Data records -
[Start of Attachment]

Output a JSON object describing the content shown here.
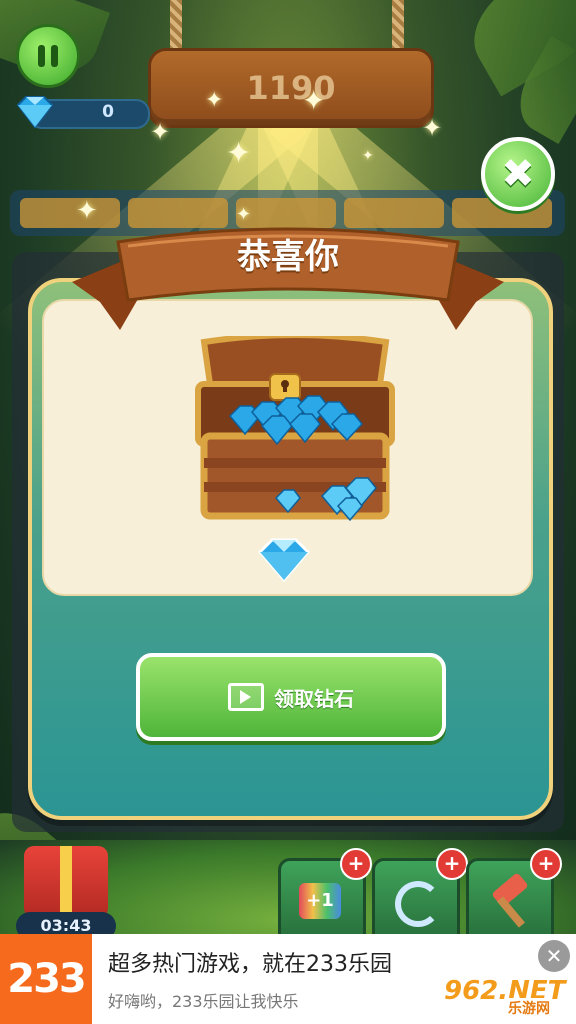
{
  "hud": {
    "gem_count": "0",
    "score": "1190"
  },
  "dialog": {
    "title": "恭喜你",
    "claim_label": "领取钻石",
    "close_symbol": "✖"
  },
  "bottom": {
    "timer": "03:43",
    "tool_plus_label": "+1",
    "plus_symbol": "+"
  },
  "ad": {
    "logo_text": "233",
    "title": "超多热门游戏，就在233乐园",
    "subtitle": "好嗨哟，233乐园让我快乐",
    "close_symbol": "✕",
    "watermark_brand": "962.NET",
    "watermark_sub": "乐游网"
  },
  "colors": {
    "accent_green": "#4fb53a",
    "ribbon_brown": "#a4531d",
    "panel_cream": "#f7efd8",
    "ad_orange": "#f56a1c",
    "gem_blue": "#2aa8e8"
  },
  "icons": [
    "pause-icon",
    "diamond-icon",
    "close-icon",
    "video-icon",
    "gift-icon",
    "refresh-icon",
    "hammer-icon"
  ]
}
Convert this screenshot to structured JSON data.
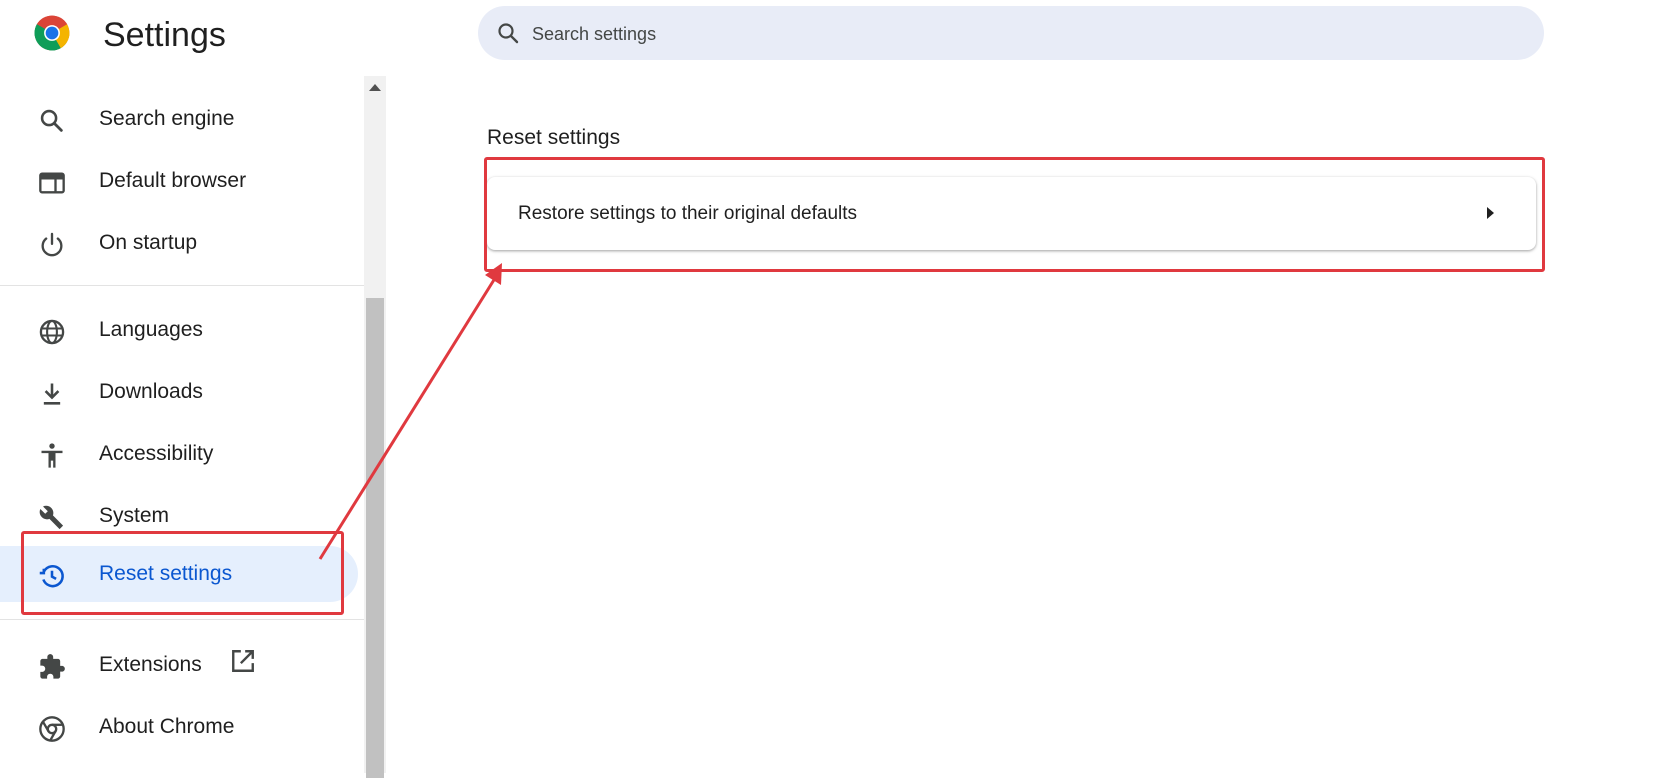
{
  "header": {
    "title": "Settings",
    "logo_icon": "chrome-logo-icon",
    "search": {
      "placeholder": "Search settings",
      "value": ""
    }
  },
  "sidebar": {
    "items": [
      {
        "label": "Search engine",
        "icon": "search-icon"
      },
      {
        "label": "Default browser",
        "icon": "browser-window-icon"
      },
      {
        "label": "On startup",
        "icon": "power-icon"
      },
      {
        "label": "Languages",
        "icon": "globe-icon"
      },
      {
        "label": "Downloads",
        "icon": "download-icon"
      },
      {
        "label": "Accessibility",
        "icon": "accessibility-icon"
      },
      {
        "label": "System",
        "icon": "wrench-icon"
      },
      {
        "label": "Reset settings",
        "icon": "restore-history-icon",
        "active": true
      },
      {
        "label": "Extensions",
        "icon": "puzzle-icon",
        "external_icon": "open-in-new-icon"
      },
      {
        "label": "About Chrome",
        "icon": "chrome-logo-icon"
      }
    ]
  },
  "main": {
    "section_title": "Reset settings",
    "card": {
      "label": "Restore settings to their original defaults",
      "icon": "chevron-right-icon"
    }
  },
  "colors": {
    "accent": "#0b57d0",
    "active_bg": "#e5effd",
    "search_bg": "#e8ecf7",
    "annotation": "#e0393f"
  }
}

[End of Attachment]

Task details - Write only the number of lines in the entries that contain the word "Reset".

Exercise response - 2